START Records for the task
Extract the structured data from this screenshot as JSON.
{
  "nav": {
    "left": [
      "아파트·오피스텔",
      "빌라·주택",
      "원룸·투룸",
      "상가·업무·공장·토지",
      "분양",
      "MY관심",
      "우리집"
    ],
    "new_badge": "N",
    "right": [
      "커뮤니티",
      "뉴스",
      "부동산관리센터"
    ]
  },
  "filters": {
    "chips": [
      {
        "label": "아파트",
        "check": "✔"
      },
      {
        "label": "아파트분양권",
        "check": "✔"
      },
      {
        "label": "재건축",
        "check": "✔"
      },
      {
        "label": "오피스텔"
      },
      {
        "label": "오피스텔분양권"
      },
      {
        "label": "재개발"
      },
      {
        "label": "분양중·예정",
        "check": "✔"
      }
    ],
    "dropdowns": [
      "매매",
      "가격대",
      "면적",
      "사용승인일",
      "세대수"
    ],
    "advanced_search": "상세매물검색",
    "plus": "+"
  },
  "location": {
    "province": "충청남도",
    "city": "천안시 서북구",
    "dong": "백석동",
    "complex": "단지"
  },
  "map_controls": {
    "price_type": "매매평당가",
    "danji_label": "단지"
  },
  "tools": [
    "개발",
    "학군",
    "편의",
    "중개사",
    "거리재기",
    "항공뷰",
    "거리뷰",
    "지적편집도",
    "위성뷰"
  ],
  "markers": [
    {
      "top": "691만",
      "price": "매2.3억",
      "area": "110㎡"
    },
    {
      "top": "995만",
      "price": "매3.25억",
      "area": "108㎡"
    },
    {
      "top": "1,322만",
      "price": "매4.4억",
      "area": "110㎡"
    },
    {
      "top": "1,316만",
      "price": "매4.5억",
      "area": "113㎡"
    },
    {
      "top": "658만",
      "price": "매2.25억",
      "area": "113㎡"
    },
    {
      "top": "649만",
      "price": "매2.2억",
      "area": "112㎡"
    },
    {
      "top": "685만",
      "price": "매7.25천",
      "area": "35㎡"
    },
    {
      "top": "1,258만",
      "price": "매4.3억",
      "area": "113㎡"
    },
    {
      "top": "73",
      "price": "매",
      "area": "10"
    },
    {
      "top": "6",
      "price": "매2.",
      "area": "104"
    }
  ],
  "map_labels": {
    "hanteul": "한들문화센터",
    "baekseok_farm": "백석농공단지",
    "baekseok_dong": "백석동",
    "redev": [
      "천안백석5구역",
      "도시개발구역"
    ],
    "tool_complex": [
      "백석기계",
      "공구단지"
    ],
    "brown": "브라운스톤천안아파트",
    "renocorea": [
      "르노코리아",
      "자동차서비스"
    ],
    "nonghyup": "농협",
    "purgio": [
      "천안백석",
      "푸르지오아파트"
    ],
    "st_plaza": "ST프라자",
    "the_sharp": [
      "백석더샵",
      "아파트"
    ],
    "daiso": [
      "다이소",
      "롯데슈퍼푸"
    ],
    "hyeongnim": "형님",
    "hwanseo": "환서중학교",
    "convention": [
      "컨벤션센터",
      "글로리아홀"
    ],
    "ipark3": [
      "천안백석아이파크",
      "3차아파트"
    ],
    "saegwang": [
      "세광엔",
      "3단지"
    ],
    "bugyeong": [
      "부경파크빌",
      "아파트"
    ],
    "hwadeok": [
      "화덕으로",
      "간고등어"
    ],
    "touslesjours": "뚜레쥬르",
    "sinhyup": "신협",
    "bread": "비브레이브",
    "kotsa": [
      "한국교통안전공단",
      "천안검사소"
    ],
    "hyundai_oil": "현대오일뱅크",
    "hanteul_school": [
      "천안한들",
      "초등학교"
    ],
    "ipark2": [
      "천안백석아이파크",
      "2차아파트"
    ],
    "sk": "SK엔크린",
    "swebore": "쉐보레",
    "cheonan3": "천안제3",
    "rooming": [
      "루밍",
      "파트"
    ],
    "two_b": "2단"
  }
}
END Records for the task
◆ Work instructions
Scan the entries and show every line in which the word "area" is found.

◆ Solution for this task
      "area": "110㎡"
      "area": "108㎡"
      "area": "110㎡"
      "area": "113㎡"
      "area": "113㎡"
      "area": "112㎡"
      "area": "35㎡"
      "area": "113㎡"
      "area": "10"
      "area": "104"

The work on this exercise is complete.